Look for the word "Thunder" in the entries below, then copy every line that has it.

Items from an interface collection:
+ + +

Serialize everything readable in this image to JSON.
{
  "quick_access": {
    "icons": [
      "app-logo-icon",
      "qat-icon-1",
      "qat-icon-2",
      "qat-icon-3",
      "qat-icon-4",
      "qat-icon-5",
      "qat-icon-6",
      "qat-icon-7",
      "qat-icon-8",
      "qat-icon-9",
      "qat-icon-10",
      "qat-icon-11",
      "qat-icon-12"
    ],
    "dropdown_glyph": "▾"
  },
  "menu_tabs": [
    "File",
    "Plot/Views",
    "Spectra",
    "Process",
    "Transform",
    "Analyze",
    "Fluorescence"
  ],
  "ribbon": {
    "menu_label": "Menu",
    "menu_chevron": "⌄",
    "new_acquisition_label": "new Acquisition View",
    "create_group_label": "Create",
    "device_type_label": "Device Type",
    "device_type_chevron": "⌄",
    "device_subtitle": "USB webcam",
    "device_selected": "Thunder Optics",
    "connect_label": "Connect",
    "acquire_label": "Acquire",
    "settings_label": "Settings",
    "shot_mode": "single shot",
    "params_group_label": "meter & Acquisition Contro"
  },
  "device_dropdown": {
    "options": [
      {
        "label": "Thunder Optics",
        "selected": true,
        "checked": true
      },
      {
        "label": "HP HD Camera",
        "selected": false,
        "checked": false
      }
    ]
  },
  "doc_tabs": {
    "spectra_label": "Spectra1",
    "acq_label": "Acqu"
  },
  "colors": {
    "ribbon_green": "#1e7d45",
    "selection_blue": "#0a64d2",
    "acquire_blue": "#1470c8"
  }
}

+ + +

## Expected output
    "device_selected": "Thunder Optics",
        "label": "Thunder Optics",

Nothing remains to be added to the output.